But, in the words of Drake, aren't there issues at hand we're not discussing? I've been listening to every word of yours that is said, or shared, as it were. Several of my fellow MFA alums from Fairfield University in Connecticut have blogs that comment on the current socio-political climate, all of them resoundingly denouncing Trump and what he stands for, many of them promoting the wearing of safety pins for solidarity. And I listen.
Former ESPN colleagues share what they can within the confines of corporate America, many of them Hillary supporters, many of them minorities, although one black woman admitted to me that her brother voted for Trump, telling me there is no gray when it comes to Christianity, no matter what part of the country you live in. And I listen.
Buddies I've had since we went to elementary school in Kingston, Tennessee, joke about going to the gun range on Jan. 20 to celebrate the day Trump is sworn in. And I listen.
The women in my life who voted for Trump, the women who stand behind their husbands who voted for Trump, tell me that it was just "locker room talk," that every man is thinking what Trump said, if not saying what Trump said. Those women tell me to look at Bill Clinton. And I listen.
The conservative Christians in the Bible Belt where I was born and raised tell me that they're tired of being victimized simply because they believe what they believe, that being a homosexual or being a man who becomes a woman isn't how the Lord made us, plain and simple. And I listen.
A thirty-year-old black woman from Georgia who works as a paralegal in downtown Knoxville requests a ride, and she reminds me that black folks have dealt with this all of their lives.
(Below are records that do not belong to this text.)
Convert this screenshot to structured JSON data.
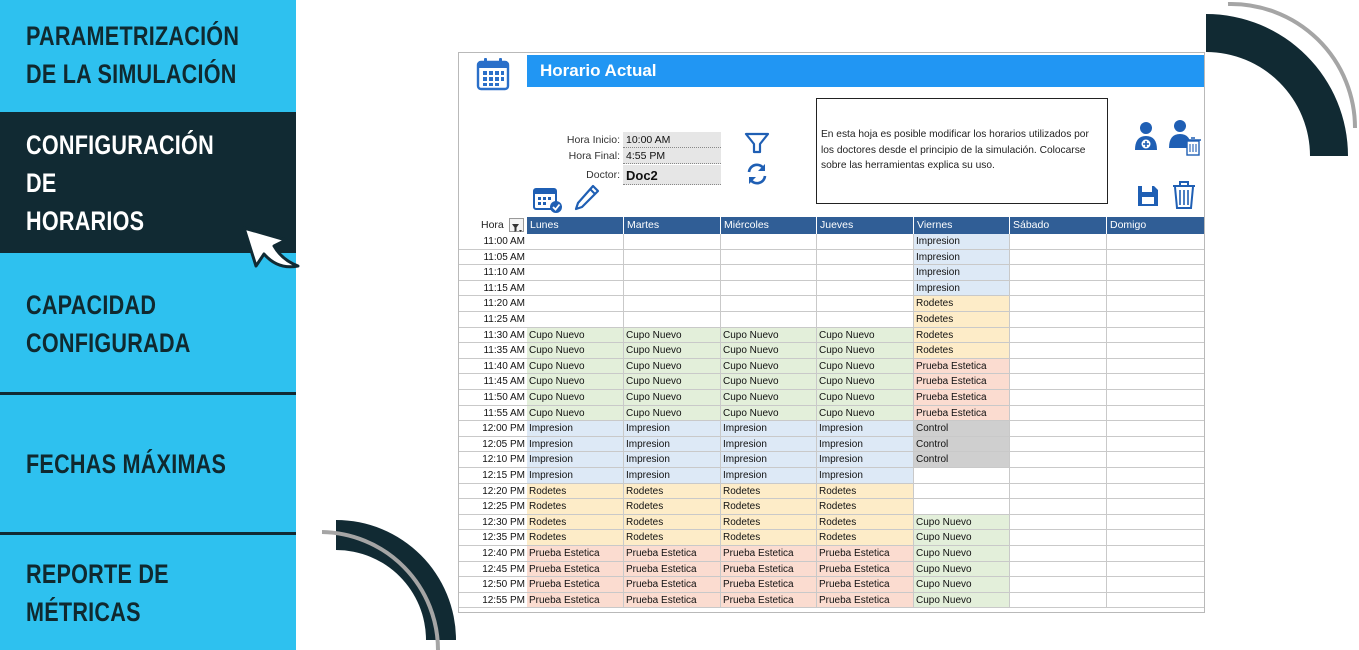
{
  "nav": {
    "items": [
      {
        "label": "PARAMETRIZACIÓN\nDE LA SIMULACIÓN",
        "active": false
      },
      {
        "label": "CONFIGURACIÓN DE\nHORARIOS",
        "active": true
      },
      {
        "label": "CAPACIDAD\nCONFIGURADA",
        "active": false
      },
      {
        "label": "FECHAS MÁXIMAS",
        "active": false
      },
      {
        "label": "REPORTE DE\nMÉTRICAS",
        "active": false
      }
    ]
  },
  "sheet": {
    "title": "Horario Actual",
    "fields": {
      "hora_inicio_label": "Hora Inicio:",
      "hora_inicio_value": "10:00 AM",
      "hora_final_label": "Hora Final:",
      "hora_final_value": "4:55 PM",
      "doctor_label": "Doctor:",
      "doctor_value": "Doc2"
    },
    "info_text": "En esta hoja es posible modificar los horarios utilizados por los doctores desde el principio de la simulación. Colocarse sobre las herramientas explica su uso.",
    "icons": {
      "calendar": "calendar-icon",
      "schedule_check": "calendar-check-icon",
      "edit": "pencil-icon",
      "filter": "funnel-icon",
      "refresh": "refresh-icon",
      "add_doctor": "add-user-icon",
      "delete_doctor": "delete-user-icon",
      "save": "save-icon",
      "trash": "trash-icon"
    },
    "grid": {
      "hora_header": "Hora",
      "days": [
        "Lunes",
        "Martes",
        "Miércoles",
        "Jueves",
        "Viernes",
        "Sábado",
        "Domigo"
      ],
      "rows": [
        {
          "time": "11:00 AM",
          "cells": [
            "",
            "",
            "",
            "",
            "Impresion",
            "",
            ""
          ]
        },
        {
          "time": "11:05 AM",
          "cells": [
            "",
            "",
            "",
            "",
            "Impresion",
            "",
            ""
          ]
        },
        {
          "time": "11:10 AM",
          "cells": [
            "",
            "",
            "",
            "",
            "Impresion",
            "",
            ""
          ]
        },
        {
          "time": "11:15 AM",
          "cells": [
            "",
            "",
            "",
            "",
            "Impresion",
            "",
            ""
          ]
        },
        {
          "time": "11:20 AM",
          "cells": [
            "",
            "",
            "",
            "",
            "Rodetes",
            "",
            ""
          ]
        },
        {
          "time": "11:25 AM",
          "cells": [
            "",
            "",
            "",
            "",
            "Rodetes",
            "",
            ""
          ]
        },
        {
          "time": "11:30 AM",
          "cells": [
            "Cupo Nuevo",
            "Cupo Nuevo",
            "Cupo Nuevo",
            "Cupo Nuevo",
            "Rodetes",
            "",
            ""
          ]
        },
        {
          "time": "11:35 AM",
          "cells": [
            "Cupo Nuevo",
            "Cupo Nuevo",
            "Cupo Nuevo",
            "Cupo Nuevo",
            "Rodetes",
            "",
            ""
          ]
        },
        {
          "time": "11:40 AM",
          "cells": [
            "Cupo Nuevo",
            "Cupo Nuevo",
            "Cupo Nuevo",
            "Cupo Nuevo",
            "Prueba Estetica",
            "",
            ""
          ]
        },
        {
          "time": "11:45 AM",
          "cells": [
            "Cupo Nuevo",
            "Cupo Nuevo",
            "Cupo Nuevo",
            "Cupo Nuevo",
            "Prueba Estetica",
            "",
            ""
          ]
        },
        {
          "time": "11:50 AM",
          "cells": [
            "Cupo Nuevo",
            "Cupo Nuevo",
            "Cupo Nuevo",
            "Cupo Nuevo",
            "Prueba Estetica",
            "",
            ""
          ]
        },
        {
          "time": "11:55 AM",
          "cells": [
            "Cupo Nuevo",
            "Cupo Nuevo",
            "Cupo Nuevo",
            "Cupo Nuevo",
            "Prueba Estetica",
            "",
            ""
          ]
        },
        {
          "time": "12:00 PM",
          "cells": [
            "Impresion",
            "Impresion",
            "Impresion",
            "Impresion",
            "Control",
            "",
            ""
          ]
        },
        {
          "time": "12:05 PM",
          "cells": [
            "Impresion",
            "Impresion",
            "Impresion",
            "Impresion",
            "Control",
            "",
            ""
          ]
        },
        {
          "time": "12:10 PM",
          "cells": [
            "Impresion",
            "Impresion",
            "Impresion",
            "Impresion",
            "Control",
            "",
            ""
          ]
        },
        {
          "time": "12:15 PM",
          "cells": [
            "Impresion",
            "Impresion",
            "Impresion",
            "Impresion",
            "",
            "",
            ""
          ]
        },
        {
          "time": "12:20 PM",
          "cells": [
            "Rodetes",
            "Rodetes",
            "Rodetes",
            "Rodetes",
            "",
            "",
            ""
          ]
        },
        {
          "time": "12:25 PM",
          "cells": [
            "Rodetes",
            "Rodetes",
            "Rodetes",
            "Rodetes",
            "",
            "",
            ""
          ]
        },
        {
          "time": "12:30 PM",
          "cells": [
            "Rodetes",
            "Rodetes",
            "Rodetes",
            "Rodetes",
            "Cupo Nuevo",
            "",
            ""
          ]
        },
        {
          "time": "12:35 PM",
          "cells": [
            "Rodetes",
            "Rodetes",
            "Rodetes",
            "Rodetes",
            "Cupo Nuevo",
            "",
            ""
          ]
        },
        {
          "time": "12:40 PM",
          "cells": [
            "Prueba Estetica",
            "Prueba Estetica",
            "Prueba Estetica",
            "Prueba Estetica",
            "Cupo Nuevo",
            "",
            ""
          ]
        },
        {
          "time": "12:45 PM",
          "cells": [
            "Prueba Estetica",
            "Prueba Estetica",
            "Prueba Estetica",
            "Prueba Estetica",
            "Cupo Nuevo",
            "",
            ""
          ]
        },
        {
          "time": "12:50 PM",
          "cells": [
            "Prueba Estetica",
            "Prueba Estetica",
            "Prueba Estetica",
            "Prueba Estetica",
            "Cupo Nuevo",
            "",
            ""
          ]
        },
        {
          "time": "12:55 PM",
          "cells": [
            "Prueba Estetica",
            "Prueba Estetica",
            "Prueba Estetica",
            "Prueba Estetica",
            "Cupo Nuevo",
            "",
            ""
          ]
        }
      ]
    }
  },
  "colors": {
    "nav_bg": "#2ec1ef",
    "nav_active_bg": "#112a33",
    "title_bar": "#2196f3",
    "day_header": "#305e96",
    "cupo_nuevo": "#e3efda",
    "impresion": "#dde9f6",
    "rodetes": "#fdecc8",
    "prueba_estetica": "#fbdcd0",
    "control": "#cfcfcf"
  }
}
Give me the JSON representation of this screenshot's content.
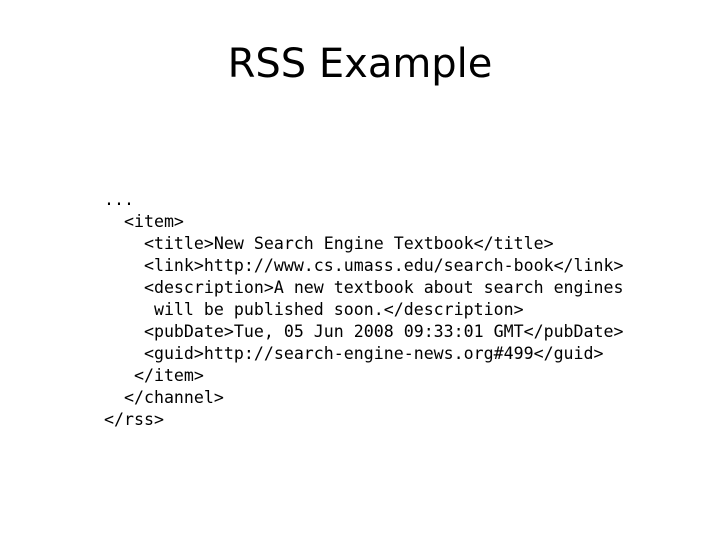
{
  "slide": {
    "title": "RSS Example",
    "background_color": "#ffffff",
    "text_color": "#000000"
  },
  "code": {
    "language": "xml",
    "lines": [
      "...",
      "  <item>",
      "    <title>New Search Engine Textbook</title>",
      "    <link>http://www.cs.umass.edu/search-book</link>",
      "    <description>A new textbook about search engines",
      "     will be published soon.</description>",
      "    <pubDate>Tue, 05 Jun 2008 09:33:01 GMT</pubDate>",
      "    <guid>http://search-engine-news.org#499</guid>",
      "   </item>",
      "  </channel>",
      "</rss>"
    ]
  }
}
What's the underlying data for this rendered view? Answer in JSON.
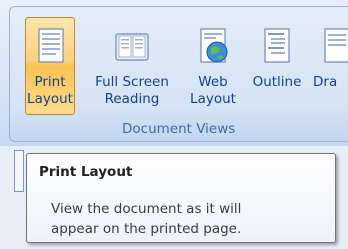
{
  "ribbon": {
    "buttons": [
      {
        "line1": "Print",
        "line2": "Layout",
        "icon": "print-layout-icon"
      },
      {
        "line1": "Full Screen",
        "line2": "Reading",
        "icon": "full-screen-reading-icon"
      },
      {
        "line1": "Web",
        "line2": "Layout",
        "icon": "web-layout-icon"
      },
      {
        "line1": "Outline",
        "line2": "",
        "icon": "outline-icon"
      },
      {
        "line1": "Dra",
        "line2": "",
        "icon": "draft-icon"
      }
    ],
    "group_label": "Document Views"
  },
  "tooltip": {
    "title": "Print Layout",
    "body_line1": "View the document as it will",
    "body_line2": "appear on the printed page."
  },
  "colors": {
    "active_button": "#f9c250",
    "ribbon_text": "#15428b",
    "group_label": "#3e6aaa"
  }
}
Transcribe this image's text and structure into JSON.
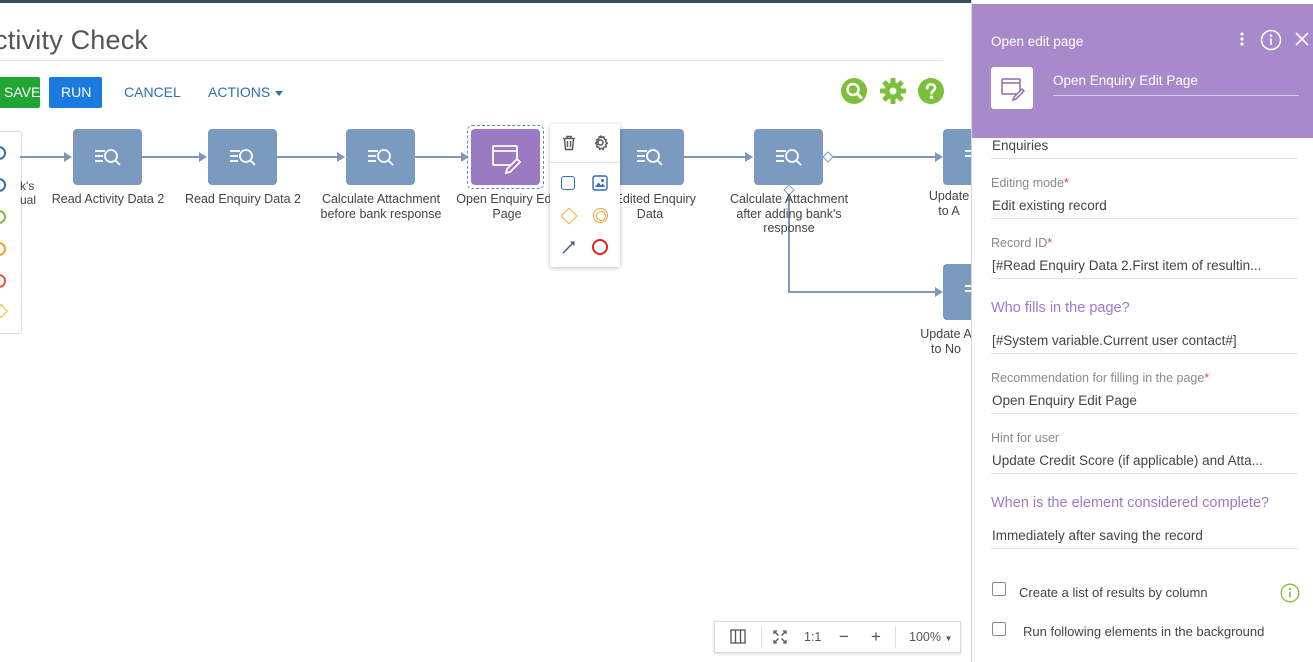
{
  "process": {
    "title": "ctivity Check",
    "buttons": {
      "save": "SAVE",
      "run": "RUN",
      "cancel": "CANCEL",
      "actions": "ACTIONS"
    }
  },
  "palette_labels": {
    "left_partial_1": "k's",
    "left_partial_2": "ual"
  },
  "nodes": [
    {
      "label_line1": "Read Activity Data 2",
      "label_line2": ""
    },
    {
      "label_line1": "Read Enquiry Data 2",
      "label_line2": ""
    },
    {
      "label_line1": "Calculate Attachment",
      "label_line2": "before bank response"
    },
    {
      "label_line1": "Open Enquiry Edit",
      "label_line2": "Page"
    },
    {
      "label_line1": "d Edited Enquiry",
      "label_line2": "Data"
    },
    {
      "label_line1": "Calculate Attachment",
      "label_line2": "after adding bank's",
      "label_line3": "response"
    },
    {
      "label_line1": "Update",
      "label_line2": "to A"
    },
    {
      "label_line1": "Update A",
      "label_line2": "to No"
    }
  ],
  "zoom": {
    "fit_label": "1:1",
    "minus": "−",
    "plus": "+",
    "level": "100%"
  },
  "panel": {
    "header_title": "Open edit page",
    "element_name": "Open Enquiry Edit Page",
    "object_value": "Enquiries",
    "editing_mode": {
      "label": "Editing mode",
      "value": "Edit existing record"
    },
    "record_id": {
      "label": "Record ID",
      "value": "[#Read Enquiry Data 2.First item of resultin..."
    },
    "who_fills": {
      "section": "Who fills in the page?",
      "value": "[#System variable.Current user contact#]"
    },
    "recommendation": {
      "label": "Recommendation for filling in the page",
      "value": "Open Enquiry Edit Page"
    },
    "hint": {
      "label": "Hint for user",
      "value": "Update Credit Score (if applicable) and Atta..."
    },
    "completion": {
      "section": "When is the element considered complete?",
      "value": "Immediately after saving the record"
    },
    "checkbox_results": "Create a list of results by column",
    "checkbox_background": "Run following elements in the background",
    "required_mark": "*"
  },
  "colors": {
    "accent_purple": "#a78ac9",
    "node_blue": "#7a9bbf",
    "save_green": "#22a535",
    "run_blue": "#1a7ae0"
  }
}
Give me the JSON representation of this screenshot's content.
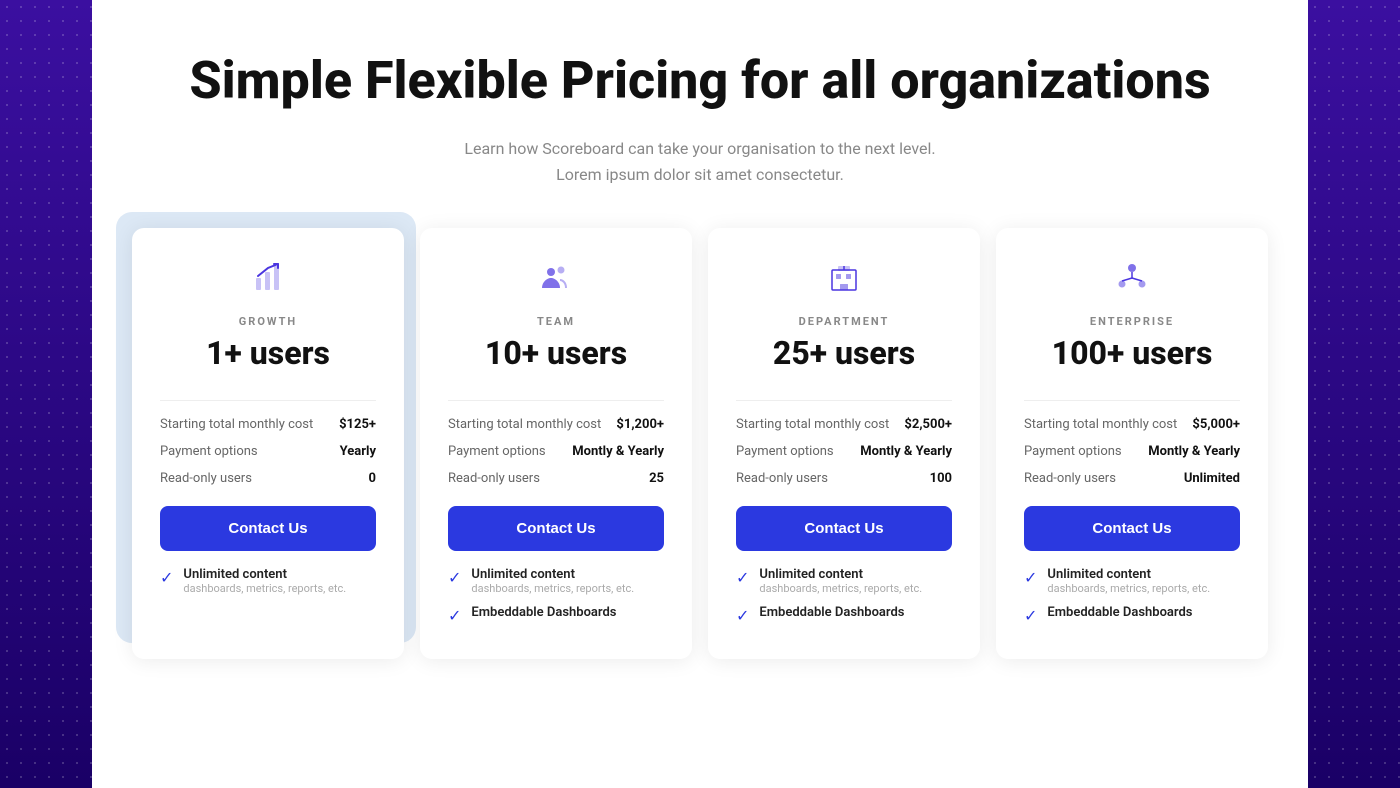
{
  "page": {
    "title": "Simple Flexible Pricing for all organizations",
    "subtitle": "Learn how Scoreboard can take your organisation to the next level. Lorem ipsum dolor sit amet consectetur."
  },
  "cards": [
    {
      "tier": "GROWTH",
      "users": "1+ users",
      "monthly_cost_label": "Starting total monthly cost",
      "monthly_cost_value": "$125+",
      "payment_label": "Payment options",
      "payment_value": "Yearly",
      "readonly_label": "Read-only users",
      "readonly_value": "0",
      "cta": "Contact Us",
      "features": [
        {
          "title": "Unlimited content",
          "subtitle": "dashboards, metrics, reports, etc."
        }
      ]
    },
    {
      "tier": "TEAM",
      "users": "10+ users",
      "monthly_cost_label": "Starting total monthly cost",
      "monthly_cost_value": "$1,200+",
      "payment_label": "Payment options",
      "payment_value": "Montly & Yearly",
      "readonly_label": "Read-only users",
      "readonly_value": "25",
      "cta": "Contact Us",
      "features": [
        {
          "title": "Unlimited content",
          "subtitle": "dashboards, metrics, reports, etc."
        },
        {
          "title": "Embeddable Dashboards",
          "subtitle": ""
        }
      ]
    },
    {
      "tier": "DEPARTMENT",
      "users": "25+ users",
      "monthly_cost_label": "Starting total monthly cost",
      "monthly_cost_value": "$2,500+",
      "payment_label": "Payment options",
      "payment_value": "Montly & Yearly",
      "readonly_label": "Read-only users",
      "readonly_value": "100",
      "cta": "Contact Us",
      "features": [
        {
          "title": "Unlimited content",
          "subtitle": "dashboards, metrics, reports, etc."
        },
        {
          "title": "Embeddable Dashboards",
          "subtitle": ""
        }
      ]
    },
    {
      "tier": "ENTERPRISE",
      "users": "100+ users",
      "monthly_cost_label": "Starting total monthly cost",
      "monthly_cost_value": "$5,000+",
      "payment_label": "Payment options",
      "payment_value": "Montly & Yearly",
      "readonly_label": "Read-only users",
      "readonly_value": "Unlimited",
      "cta": "Contact Us",
      "features": [
        {
          "title": "Unlimited content",
          "subtitle": "dashboards, metrics, reports, etc."
        },
        {
          "title": "Embeddable Dashboards",
          "subtitle": ""
        }
      ]
    }
  ]
}
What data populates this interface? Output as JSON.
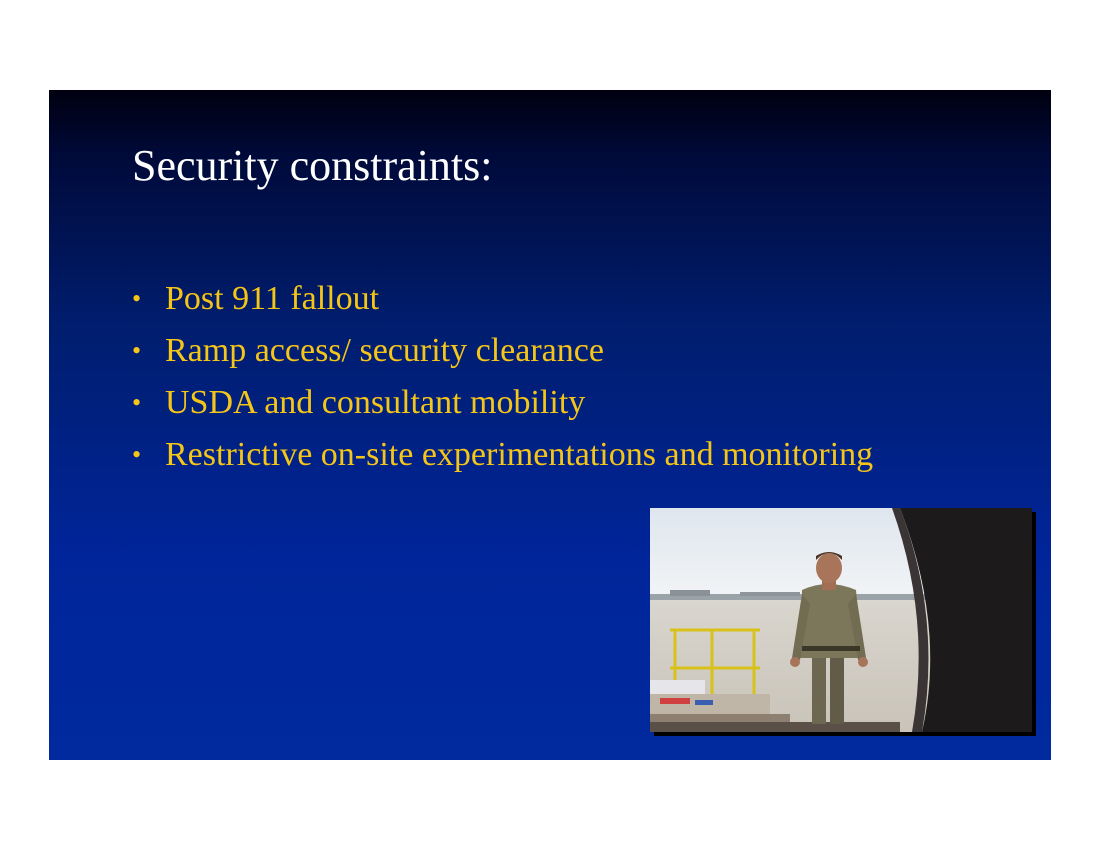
{
  "slide": {
    "title": "Security constraints:",
    "bullets": [
      {
        "marker": "•",
        "text": "Post 911 fallout"
      },
      {
        "marker": "•",
        "text": "Ramp access/ security clearance"
      },
      {
        "marker": "•",
        "text": "USDA and consultant mobility"
      },
      {
        "marker": "•",
        "text": "Restrictive on-site experimentations and monitoring"
      }
    ],
    "colors": {
      "title": "#ffffff",
      "bullet_text": "#f5c518",
      "background_top": "#000010",
      "background_bottom": "#002a9e"
    },
    "photo": {
      "subject": "worker in uniform standing at aircraft cargo door on airport ramp"
    }
  }
}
Still, she says, her father damn near disowned her for dating a white boy. She tells me that she'll do her part if I do mine, she'll speak up if I do. And I listen.
But what do I say? What do I really think? I think we start at Thanksgiving dinner tables. I think we ask what those folks around that table really think. I think that while there is a justified complex about crouching down to hear the lowest common denominator, we're not going to stand together without empathy going both ways. Admittedly, I am a walking contradiction, much like that swath of land below the Mason-Dixon, and all of the folk, black and white and other, who exist here. But to simply acknowledge the contradiction is not to examine it. Besides, I think you'd be surprised to hear what folks around your dinner table have to say, whether you're up yonder or down here.
And I think safety pins are a shade of gray, not black or white.